The Internation Mobilisation
of Indon-Malayan Tradition
Department of Anthropology
School of Culture, Media and Politics
Pencak Silat is
widely known as the martial art originating from the Indo-Malayan archipelago.
It is a hybrid and generic name for a large variety of homegrown styles of
self-defence, performance art and cultural knowledge.
As a product of internationalization, organizations such as the IPSI (Ikatan Pencak Silat
and PERSILAT have tried to collate, systematize and unify Pencak
Silat from across the archipelago for a more
marketable system of self-defence. However, do standardised forms of Pencak Silat do justice to the fundamentals of the art? The
systematization, formalization and standardization of Pencak
Silat for an international audience may help the
distribution and acquisition of movement vocabularies, but it may overlook
distinct properties of the traditional art. Traditional Pencak
Silat teachers do not use the teaching styles made
famous by Japanese, Chinese and Taiwanese martial arts. In fact, Pencak Silat instructors in Indonesia
may be more correctly conceptualized as fight-choreographers rather than self defence instructors. Learning Pencak
Silat is a collaborative exercise between teacher and
student. Teachers grant themselves the freedom to adapt to and be inspired by
their students. Subsequently, Pencak Silat teachers expand the knowledge and movement
vocabularies of their students by increasing their awareness of how to
recognize and escape from danger. Testament to the adaptability of Pencak Silat teachers is the

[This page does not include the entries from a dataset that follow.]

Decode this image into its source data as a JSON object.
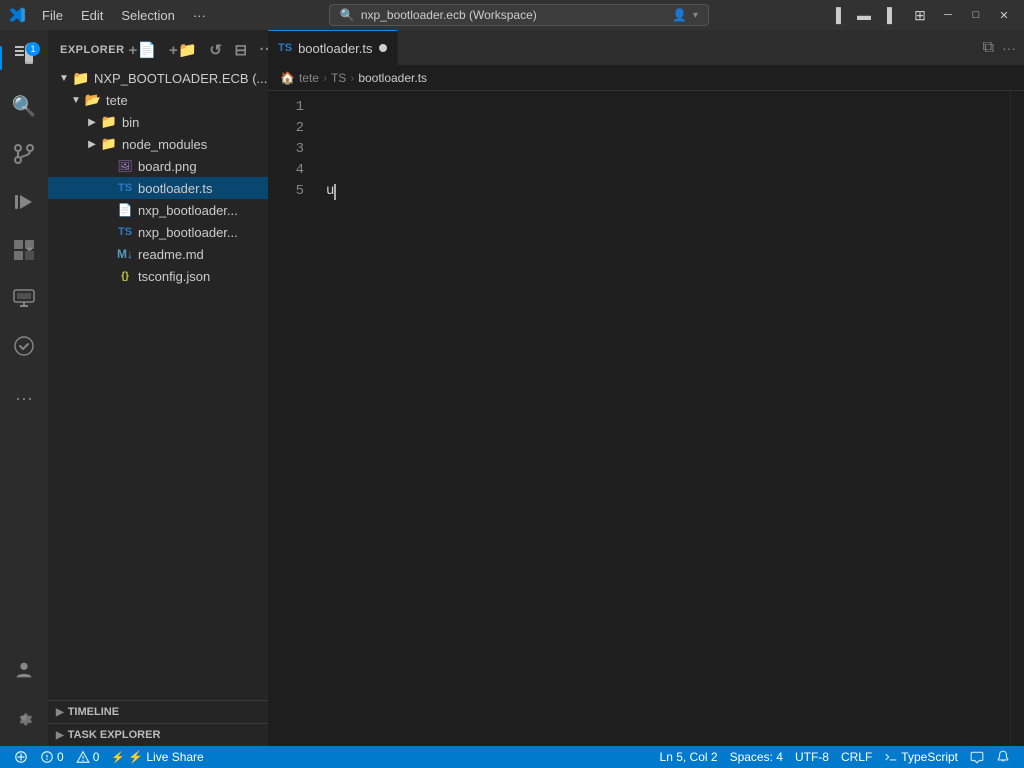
{
  "titlebar": {
    "menu_items": [
      "File",
      "Edit",
      "Selection",
      "···"
    ],
    "search_text": "nxp_bootloader.ecb (Workspace)",
    "window_controls": [
      "─",
      "□",
      "✕"
    ]
  },
  "activity_bar": {
    "icons": [
      {
        "name": "explorer",
        "symbol": "⧉",
        "active": true,
        "badge": "1"
      },
      {
        "name": "search",
        "symbol": "🔍"
      },
      {
        "name": "source-control",
        "symbol": "⎇"
      },
      {
        "name": "run-debug",
        "symbol": "▷"
      },
      {
        "name": "extensions",
        "symbol": "⊞"
      },
      {
        "name": "remote-explorer",
        "symbol": "🖥"
      },
      {
        "name": "task-checker",
        "symbol": "✓"
      }
    ],
    "bottom_icons": [
      {
        "name": "accounts",
        "symbol": "👤"
      },
      {
        "name": "settings",
        "symbol": "⚙"
      }
    ]
  },
  "sidebar": {
    "title": "EXPLORER",
    "more_icon": "···",
    "workspace_root": "NXP_BOOTLOADER.ECB (...",
    "tree": [
      {
        "id": "tete-folder",
        "label": "tete",
        "type": "folder",
        "open": true,
        "level": 0
      },
      {
        "id": "bin-folder",
        "label": "bin",
        "type": "folder",
        "open": false,
        "level": 1
      },
      {
        "id": "node_modules-folder",
        "label": "node_modules",
        "type": "folder",
        "open": false,
        "level": 1
      },
      {
        "id": "board-png",
        "label": "board.png",
        "type": "png",
        "level": 1
      },
      {
        "id": "bootloader-ts",
        "label": "bootloader.ts",
        "type": "ts",
        "level": 1,
        "active": true
      },
      {
        "id": "nxp_bootloader1",
        "label": "nxp_bootloader...",
        "type": "file",
        "level": 1
      },
      {
        "id": "nxp_bootloader2",
        "label": "nxp_bootloader...",
        "type": "ts-file",
        "level": 1
      },
      {
        "id": "readme-md",
        "label": "readme.md",
        "type": "md",
        "level": 1
      },
      {
        "id": "tsconfig-json",
        "label": "tsconfig.json",
        "type": "json",
        "level": 1
      }
    ],
    "timeline_label": "TIMELINE",
    "task_explorer_label": "TASK EXPLORER"
  },
  "editor": {
    "tab_label": "bootloader.ts",
    "tab_icon": "TS",
    "tab_dirty": true,
    "breadcrumb": [
      "tete",
      "TS",
      "bootloader.ts"
    ],
    "lines": [
      "",
      "",
      "",
      "",
      "u"
    ],
    "line_count": 5,
    "cursor_line": 5,
    "cursor_col": 2
  },
  "statusbar": {
    "left": [
      {
        "label": "⓪",
        "type": "remote"
      },
      {
        "label": "⊗ 0",
        "type": "errors"
      },
      {
        "label": "⚠ 0",
        "type": "warnings"
      }
    ],
    "right": [
      {
        "label": "Ln 5, Col 2",
        "type": "position"
      },
      {
        "label": "Spaces: 4",
        "type": "spaces"
      },
      {
        "label": "UTF-8",
        "type": "encoding"
      },
      {
        "label": "CRLF",
        "type": "eol"
      },
      {
        "label": "{ } TypeScript",
        "type": "language"
      },
      {
        "label": "🔔",
        "type": "notifications"
      }
    ],
    "live_share": "⚡ Live Share"
  }
}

diversity of styles of Pencak Silat
found throughout the Americas,
Africa, Asia-Pacific, Europe and the Middle East.
These styles have arisen through the interaction of Indo-Malayan instructors
with foreign students. However, these idiosyncratic styles are often less
popular and less widely spread than the more standardized styles of Pencak Silat such as Silat Perisai Diri.
Silat Perisai Diri is a highly systematized style of Pencak
Silat that allows many students to be taught at once.
More traditional styles of teaching only allow for a few students to be taught
at a time. The essence of Pencak Silat
may not necessarily be found in systematic teaching of various movement
sequences. Just as traditional Indo-Malayan music is taught without notation,
so too is traditional Pencak Silat
movement taught without an over-riding system but with an underlying feeling.
While those international Pencak Silat
schools that practice standardized forms of the art may be performing
traditional movements, those schools with no systematized teaching styles may
in fact be performing traditional knowledge.